Patrick "Pat" Joseph DonnellyFebruary 22, 1956 ~ May 18, 2018
Patrick “Pat” Donnelly made his last sarcastic and most likely wildly inappropriate comments on May 18, 2018. Along with him goes the countless stories he loved to tell (we are still unsure which were true).
Pat was born to Mary and Patrick Donnelly in February 1956 on the big rock (Newfoundland). He is survived by his daughters Jessalynn (Mike Vawer) of Calgary, Alberta and Leslie Langen (Jonny) of Strathmore, Alberta. Pat is also survived by 3 loving but annoying sisters, Margaret Duby (Ed) of Ottawa, Ontario, Karen Annette (Diz) LeJeune (Ivan Busenius) of Red Deer Alberta and Lisette (Liz) Kaip (Bill) of Yellowknife, NT. Most importantly he is survived by 4 beautiful grandchildren; Alexander, Joshua, Zoey and Amber. Pat was predeceased by; his father, Patrick Donnelly, his mother, Mary Anastasia Grias (ne Newton / Donnelly), his step-father, Jean Grias, his sister, Mary Josephine “Jo or Jody or Jo Jo” Harris, and his sister Eileen “Deb” Margaret Ullathorne. Pat is also survived by many Nieces and Nephews; Trevor McKenzie, Shane McKenzie, Erin Ruppel, Lindsay Ullathorne, Phil Duby, Melody Duby, Justin Duby, Mark Conner, Patrick Conner, Brian Conner, Kirsten Kaip, Tara Kaip and Reggie Kaip as well as great nieces and nephews Ben, Charlotte, Sam, Audrey, Emily, Matthew, Aiden, Nathan, Lacie, Chayton, Asher and Lanaya.

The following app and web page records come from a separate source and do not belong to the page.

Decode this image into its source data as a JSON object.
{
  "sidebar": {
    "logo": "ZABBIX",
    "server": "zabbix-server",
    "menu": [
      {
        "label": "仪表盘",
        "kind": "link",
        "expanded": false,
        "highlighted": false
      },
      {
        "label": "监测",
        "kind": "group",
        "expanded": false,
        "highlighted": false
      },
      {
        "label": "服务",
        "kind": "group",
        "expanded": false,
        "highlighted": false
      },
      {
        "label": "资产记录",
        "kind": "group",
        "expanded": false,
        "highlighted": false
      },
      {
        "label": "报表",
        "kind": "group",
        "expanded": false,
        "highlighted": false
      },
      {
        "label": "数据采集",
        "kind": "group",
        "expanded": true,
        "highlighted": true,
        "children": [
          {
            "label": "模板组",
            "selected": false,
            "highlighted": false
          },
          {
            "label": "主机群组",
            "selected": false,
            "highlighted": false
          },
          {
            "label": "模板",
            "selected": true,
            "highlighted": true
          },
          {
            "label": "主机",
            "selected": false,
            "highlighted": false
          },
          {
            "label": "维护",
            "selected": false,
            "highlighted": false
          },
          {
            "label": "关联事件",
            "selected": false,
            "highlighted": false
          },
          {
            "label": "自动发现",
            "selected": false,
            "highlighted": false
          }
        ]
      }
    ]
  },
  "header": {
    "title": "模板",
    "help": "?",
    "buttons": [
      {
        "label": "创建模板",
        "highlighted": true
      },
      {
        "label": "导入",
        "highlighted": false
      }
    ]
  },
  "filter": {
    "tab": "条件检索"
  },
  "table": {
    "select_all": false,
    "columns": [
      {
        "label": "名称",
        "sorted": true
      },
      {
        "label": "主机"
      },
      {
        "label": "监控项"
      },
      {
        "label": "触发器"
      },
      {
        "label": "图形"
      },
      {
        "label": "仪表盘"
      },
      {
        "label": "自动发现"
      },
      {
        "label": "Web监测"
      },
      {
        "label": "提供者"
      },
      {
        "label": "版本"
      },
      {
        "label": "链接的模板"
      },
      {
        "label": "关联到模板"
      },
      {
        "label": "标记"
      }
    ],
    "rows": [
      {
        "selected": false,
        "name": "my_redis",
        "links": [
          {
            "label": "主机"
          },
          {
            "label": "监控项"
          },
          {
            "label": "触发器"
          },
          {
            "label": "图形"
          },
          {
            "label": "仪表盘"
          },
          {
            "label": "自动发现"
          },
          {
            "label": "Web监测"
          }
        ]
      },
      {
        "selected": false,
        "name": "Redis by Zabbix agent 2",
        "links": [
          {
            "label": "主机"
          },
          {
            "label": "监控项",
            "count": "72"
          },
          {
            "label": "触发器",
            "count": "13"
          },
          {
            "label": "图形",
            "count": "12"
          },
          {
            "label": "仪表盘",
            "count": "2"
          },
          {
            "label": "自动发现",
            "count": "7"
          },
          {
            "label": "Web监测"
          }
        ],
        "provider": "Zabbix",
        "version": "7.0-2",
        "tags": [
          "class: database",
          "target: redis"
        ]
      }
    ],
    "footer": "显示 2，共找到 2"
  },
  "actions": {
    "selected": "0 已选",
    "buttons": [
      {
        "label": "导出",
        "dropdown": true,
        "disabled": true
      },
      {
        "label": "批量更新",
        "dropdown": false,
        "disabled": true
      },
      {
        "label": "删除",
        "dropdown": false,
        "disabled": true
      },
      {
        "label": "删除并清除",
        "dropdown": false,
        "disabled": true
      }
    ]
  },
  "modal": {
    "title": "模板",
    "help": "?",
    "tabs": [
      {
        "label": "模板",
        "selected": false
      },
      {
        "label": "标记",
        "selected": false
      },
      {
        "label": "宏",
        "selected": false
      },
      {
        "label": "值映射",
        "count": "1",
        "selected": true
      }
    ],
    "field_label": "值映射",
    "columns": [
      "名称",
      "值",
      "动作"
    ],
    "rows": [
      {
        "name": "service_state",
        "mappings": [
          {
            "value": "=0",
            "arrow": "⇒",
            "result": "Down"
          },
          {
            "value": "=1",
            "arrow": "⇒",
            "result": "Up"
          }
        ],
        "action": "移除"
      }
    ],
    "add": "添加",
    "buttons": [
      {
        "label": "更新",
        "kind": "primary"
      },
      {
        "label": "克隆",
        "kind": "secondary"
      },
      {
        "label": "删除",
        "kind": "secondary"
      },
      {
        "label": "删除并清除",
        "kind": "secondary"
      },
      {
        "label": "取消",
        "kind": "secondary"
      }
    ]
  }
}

Pat was hauled north to Hay River NWT in his younger days along with his many siblings so that Mom (Mary) could take a teaching job there. This is where, despite the lifelong issues with his eyes, Pat began to spread his wings and live life the way he wanted to (haphazardly). Pat finished high school and went off to Calgary to take journalism (so he could get even more people to listen to his stories). He soon tired of the City life and headed back to Hay River. That is when he took a job fighting forest fires. He stayed with that job for many years of crazy and memorable Sunday dinners, trivial pursuit games and sibling wars at Mom’s, and then moved further westward (but still North) to the Yukon. It was while living in Dawson City, Yukon that he met Kathy and, much to everyone’s surprise, ended up a married man with 2 daughters! This new life didn’t work well with Pat’s nomadic, fly-by-the-seat-of-his-pants style and he was soon off on his own again and living in Mayo, Yukon where he lived for some 30 years in the style he preferred – alone with nobody to tell him what to do, and by the seat-of-his-pants. Except for the extreme patience and kindness of a few good friends (Dale and Darlene Hutton, Mary) Pat may very well have met his maker a long time ago!
For the past several years Pat worked for the Town of Mayo as the recycling coordinator and looking after the free store. Pat also loved to travel. Some years back he left on a solo trip to Australia with his documents, his backpack and his bicycle and what a trip it was! Of course, he withdrew all his pension money and blew it for this trip (somehow knowing that he wouldn’t need it later on in life). While he was on this trip Pat wrote another story disguised as a letter to us back home. We don’t know how he found the time to write in-between being robbed, getting lost, being bitten by a poisonous spider and getting hospitalized, but never-the-less this is one story that is documented and most likely true (at least some of it).
Pat died knowing (much to his dismay) that there were a few people in this world smarter than he was (but only a few). Jo Jo and Mary and “possibly” Deb. It’s a good bet that he’s already challenged Jo Jo and Deb to a rousing game of Trivial Pursuit! His regrets were few but included not seeing more of his daughters, getting to make a final round trip to see all his family spread across the country, and to not get to eat a big f***ing hotdog (or 5) at a live Toronto Blue Jays game.
Pat did not lead an average life. He traveled where he wanted to travel and how he wanted to travel (mostly by bus), made inappropriate comments at every chance, learned only what he wanted to learn, shared what he wanted to share, and loved who he wanted to love.
At Pat’s request there will be no funeral or service. Cremation will take place and his ashes will be spread as requested by his good friend Dale.
Donations can be made to the Canadian National Institute for the Blind in Pat’s name.